Understanding HCV

About Hepatitis C

The Hepatitis C Virus (HCV) is a blood-borne virus that enters the body through direct contact with contaminated blood.

The virus attacks cells in the largest internal organ – the liver. There it multiplies, causing liver inflammation and destruction of liver cells. HCV is the leading cause for liver transplants today.

There is no cure or vaccine for Hepatitis C, but there are treatments that can reduce or stop the virus from reproducing in the body and help slow the progression of the disease.

Hepatitis C virus can be “cleared” from the body. Some infected people may clear the virus without treatment after acute infection (approximately 15 – 20% of mono-infected people). Acute infection refers to the first six months of infection, when the body develops antibodies to the new viral infection. HIV/HCV+ people have a lesser chance of viral clearance on their own during acute infection (7 – 10% success rate). For those who do not clear the virus on their own, treatment is recommended during acute infection, because the chances are much better in this early phase of infection that the virus will respond to treatment and be “cleared.”

During chronic infection (after six months and before one might progress over time to advanced liver disease, fibrosis or cirrhosis), if the virus is treated successfully, where there is a sustained virologic response (SVR), meaning the Hepatitis C viral load is undetectable six to 12 months post treatment, then the virus is considered “cleared” from the body.

Symptoms of Hepatitis C:
Sometimes None
Jaundice
Fatigue
Dark Urine
Loss of Appetite
Abdominal Pain
Nausea


How is Hepatitis C spread?

Through blood, blood related products or organs from infected donors.
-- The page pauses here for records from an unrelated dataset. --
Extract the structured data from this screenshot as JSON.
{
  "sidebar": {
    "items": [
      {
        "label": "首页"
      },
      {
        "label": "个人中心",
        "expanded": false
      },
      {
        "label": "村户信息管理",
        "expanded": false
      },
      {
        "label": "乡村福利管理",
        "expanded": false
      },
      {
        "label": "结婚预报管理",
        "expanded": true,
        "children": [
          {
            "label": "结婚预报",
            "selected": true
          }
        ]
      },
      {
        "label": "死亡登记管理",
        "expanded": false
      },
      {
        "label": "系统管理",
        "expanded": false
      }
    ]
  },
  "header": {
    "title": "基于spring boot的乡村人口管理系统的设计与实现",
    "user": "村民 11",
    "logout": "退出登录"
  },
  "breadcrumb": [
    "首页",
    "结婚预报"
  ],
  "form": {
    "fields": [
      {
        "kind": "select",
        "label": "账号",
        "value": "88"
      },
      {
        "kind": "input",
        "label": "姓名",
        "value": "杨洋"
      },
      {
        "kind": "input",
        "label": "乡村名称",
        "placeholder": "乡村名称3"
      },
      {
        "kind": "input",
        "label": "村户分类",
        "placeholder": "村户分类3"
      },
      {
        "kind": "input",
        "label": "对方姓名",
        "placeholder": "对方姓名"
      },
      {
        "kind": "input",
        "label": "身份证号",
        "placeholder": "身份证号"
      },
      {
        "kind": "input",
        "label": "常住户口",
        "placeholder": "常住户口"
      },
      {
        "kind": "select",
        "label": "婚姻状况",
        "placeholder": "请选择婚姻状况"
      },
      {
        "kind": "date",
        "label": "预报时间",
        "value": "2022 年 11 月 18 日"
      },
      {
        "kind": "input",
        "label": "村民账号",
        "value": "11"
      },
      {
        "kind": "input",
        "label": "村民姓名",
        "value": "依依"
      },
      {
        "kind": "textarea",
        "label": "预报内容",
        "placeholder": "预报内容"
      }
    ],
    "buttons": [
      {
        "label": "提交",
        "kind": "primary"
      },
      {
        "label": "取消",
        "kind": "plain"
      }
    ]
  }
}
Hepatitis C is transmitted by contact with infected blood or items with another person’s blood on them.

Hepatitis C is easily spread by sharing drug use equipment such as needles, syringes, cotton, cookers, water and ties.
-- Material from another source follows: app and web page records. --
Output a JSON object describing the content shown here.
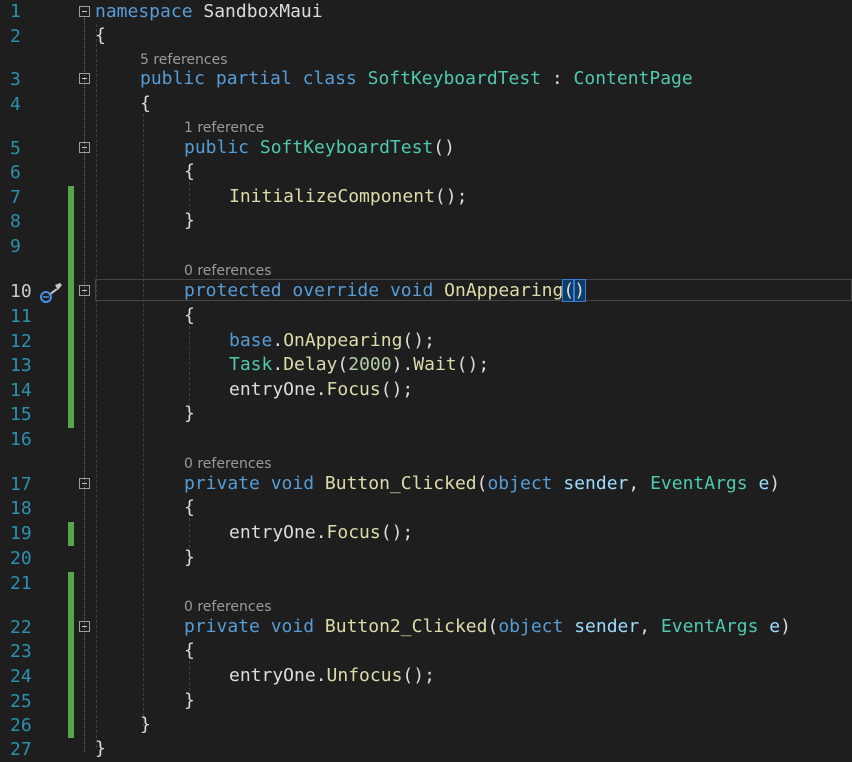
{
  "editor": {
    "line_numbers": [
      "1",
      "2",
      "3",
      "4",
      "5",
      "6",
      "7",
      "8",
      "9",
      "10",
      "11",
      "12",
      "13",
      "14",
      "15",
      "16",
      "17",
      "18",
      "19",
      "20",
      "21",
      "22",
      "23",
      "24",
      "25",
      "26",
      "27"
    ],
    "references": {
      "class_refs": "5 references",
      "ctor_refs": "1 reference",
      "on_appearing_refs": "0 references",
      "button_clicked_refs": "0 references",
      "button2_clicked_refs": "0 references"
    },
    "code": {
      "l1_kw": "namespace",
      "l1_name": " SandboxMaui",
      "open_brace": "{",
      "close_brace": "}",
      "l3_public": "public",
      "l3_partial": "partial",
      "l3_class": "class",
      "l3_name": "SoftKeyboardTest",
      "l3_colon": " : ",
      "l3_base": "ContentPage",
      "l5_public": "public",
      "l5_name": "SoftKeyboardTest",
      "l5_parens": "()",
      "l7_fn": "InitializeComponent",
      "l7_rest": "();",
      "l10_protected": "protected",
      "l10_override": "override",
      "l10_void": "void",
      "l10_name": "OnAppearing",
      "l10_open_paren": "(",
      "l10_close_paren": ")",
      "l12_base": "base",
      "l12_dot": ".",
      "l12_fn": "OnAppearing",
      "l12_rest": "();",
      "l13_task": "Task",
      "l13_dot": ".",
      "l13_fn": "Delay",
      "l13_open": "(",
      "l13_num": "2000",
      "l13_close": ")",
      "l13_dot2": ".",
      "l13_fn2": "Wait",
      "l13_rest": "();",
      "l14_ident": "entryOne",
      "l14_dot": ".",
      "l14_fn": "Focus",
      "l14_rest": "();",
      "l17_private": "private",
      "l17_void": "void",
      "l17_name": "Button_Clicked",
      "l17_open": "(",
      "l17_object": "object",
      "l17_sender": "sender",
      "l17_comma": ", ",
      "l17_eventargs": "EventArgs",
      "l17_e": "e",
      "l17_close": ")",
      "l19_ident": "entryOne",
      "l19_dot": ".",
      "l19_fn": "Focus",
      "l19_rest": "();",
      "l22_private": "private",
      "l22_void": "void",
      "l22_name": "Button2_Clicked",
      "l22_open": "(",
      "l22_object": "object",
      "l22_sender": "sender",
      "l22_comma": ", ",
      "l22_eventargs": "EventArgs",
      "l22_e": "e",
      "l22_close": ")",
      "l24_ident": "entryOne",
      "l24_dot": ".",
      "l24_fn": "Unfocus",
      "l24_rest": "();"
    },
    "colors": {
      "background": "#1e1e1e",
      "keyword": "#569cd6",
      "type": "#4ec9b0",
      "method": "#dcdcaa",
      "number": "#b5cea8",
      "parameter": "#9cdcfe",
      "line_number": "#2b91af",
      "change_bar": "#57a64a"
    },
    "icons": {
      "quick_action": "paintbrush-icon",
      "fold": "collapse-icon"
    }
  }
}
It may also be spread by crack pipes and straws used to sniff drugs.

Non-professional tattoos and body piercing can also lead to the transmission of Hepatitis C.
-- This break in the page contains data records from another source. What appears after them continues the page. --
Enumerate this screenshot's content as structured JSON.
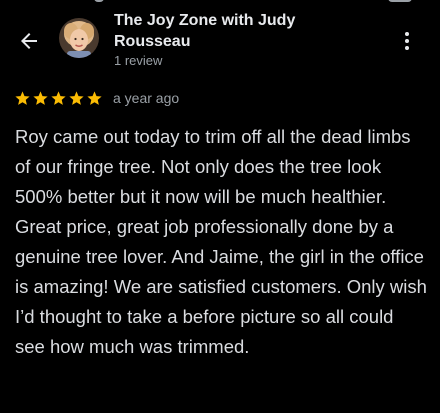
{
  "review": {
    "reviewer_name": "The Joy Zone with Judy Rousseau",
    "reviewer_review_count": "1 review",
    "rating": 5,
    "rating_max": 5,
    "time_ago": "a year ago",
    "text": "Roy came out today to trim off all the dead limbs of our fringe tree. Not only does the tree look 500% better but it now will be much healthier. Great price, great job professionally done by a genuine tree lover. And Jaime, the girl in the office is amazing! We are satisfied customers. Only wish I’d thought to take a before picture so all could see how much was trimmed."
  },
  "icons": {
    "back": "arrow-back-icon",
    "menu": "more-vert-icon",
    "star": "star-icon"
  },
  "colors": {
    "background": "#000000",
    "text_primary": "#e8eaed",
    "text_secondary": "#9aa0a6",
    "star": "#fbbc04"
  }
}
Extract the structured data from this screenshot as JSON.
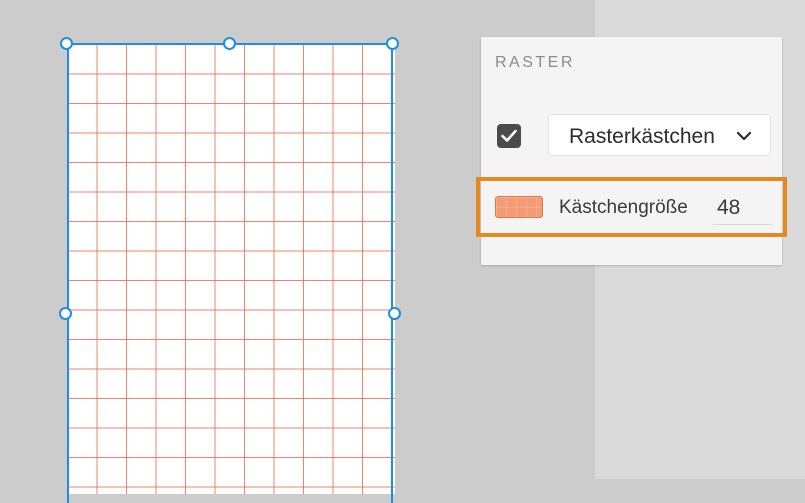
{
  "panel": {
    "title": "RASTER",
    "grid_enabled": true,
    "grid_type_dropdown": {
      "selected": "Rasterkästchen",
      "icon": "chevron-down-icon"
    },
    "grid_color_swatch": {
      "color": "#f59b74",
      "icon": "color-swatch"
    },
    "grid_size": {
      "label": "Kästchengröße",
      "value": "48"
    }
  },
  "artboard": {
    "grid_color": "#eb5a3c",
    "selection_color": "#1e8fe0"
  },
  "highlight_color": "#e38a1e"
}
Sexual transmission of HCV is possible. There are a growing number of new cases reported of infection due to sexual transmission, including co-infections with HIV.

HCV is not easily spread through sex; however, sexual transmission of HCV is possible. There are a growing number of new cases reported of infection due to sexual transmission, including co-infections with HIV. In about 10% of cases, the route of infection is not known.